“The heart of a brand, like that of an individual, is vulnerable. It must be both soft enough to prove genuine caring, and strong enough to withstand scrutiny and adversity. But it is your core offering – not your products and services – and if you aren’t in touch with and know what’s in the heart, establishing lasting relationships with customers will be difficult or hit and miss. Do you want a shallow relationship with the people that interact with your brand, or a sympathetic bond that can withstand conflicts?“
The connection between brand loyalty and a healthy bottom-line being what it is, I can’t really think of a better question to ask a CEO or brand manager every time they come to a strategic crossroads.
In other words… This type of introspection isn’t just something company execs should go through once a year or at the start of every new business cycle, but rather every single time a decision needs to be made within the company.
(I am already hearing the question germinating in your brains: What if hundreds of decisions have to be made every day? My answer to you is simple: Once a day or a thousand times per day, there is no difference.)
If you’re looking to save time, feel free to distill the question down to its core: “What would our customers want us to do?”
You just can’t go wrong with that kind of mindset.
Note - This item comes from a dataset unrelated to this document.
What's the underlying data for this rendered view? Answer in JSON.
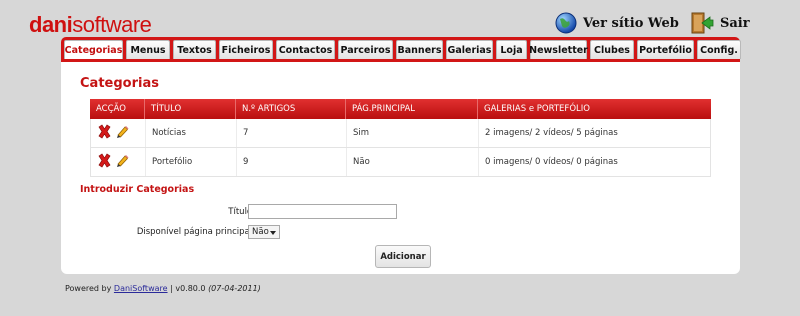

Look at it this way: There is absolutely no decision anyone can make within a company that this question cannot be applied to. None. Why? Because every decision you make impacts your relationship with your customers. The software you use. The way you answer the phone. The speed with which you respond to complaints. The way you design your website. The way your product is packaged. The way you treat your vendors and partners. The people you hire. The people you promote. How clean your bathrooms are.
Every time you are considering a new hire, ask yourself: “What would our customers want us to do?”
Every time you are considering cutting cost out of your model, ask yourself: “What would our customers want us to do?”
Every time you are about to respond to a crisis, ask yourself: “What would our customers want us to do?”
(Ideally, you want to be able to ask them directly, but that will have to be the topic of another post.)
Once you get into the habit of addressing every question, every problem, every crisis in this way, life gets a whole lot easier. Suddenly, you find yourself not needing to set up so many meetings. You find your reaction time greatly enhanced. You find that taking your ideas to market takes a whole lot less time.
You also find that you don’t have to work quite so hard to earn more business (new and repeat business).
Again, from Kristi:
“Engaging people from the heart of your brand, being vulnerable and forging true and lasting customer relationships are what will keep companies alive and thriving through good times and bad times.”
This isn’t touchy-feely rhetoric. This is as real as it gets. It’s how Starbucks used to do it. It’s how Zappos does it. It’s how the next generation of firebrands will do it.
And if you still aren’t convinced that what you read here today makes good business sense, here’s another question you might want to ponder: If you don’t do what’s best for your customers today, what will your customers do?
Everything you do either gives your customers a reason to do business with you or do business with someone else. There are no neutral-impact decisions.
Don’t give the other guy a chance to eat your lunch.
Don’t give the other guy a chance to earn a better reputation than you.
Don’t give the other a guy a chance to write your eulogy when you finally find yourself circling the drain in what used to be your market.
Even if you don’t buy the whole “higher calling” thing we’ve been talking about lately, understand that your customers are constantly judging you and THEY care. Being better, friendlier, easier to do business with is just good business. Treating your customers like cattle when so many other choices exist for them now will get you nowhere fast.
Have a great weekend, everyone! 😉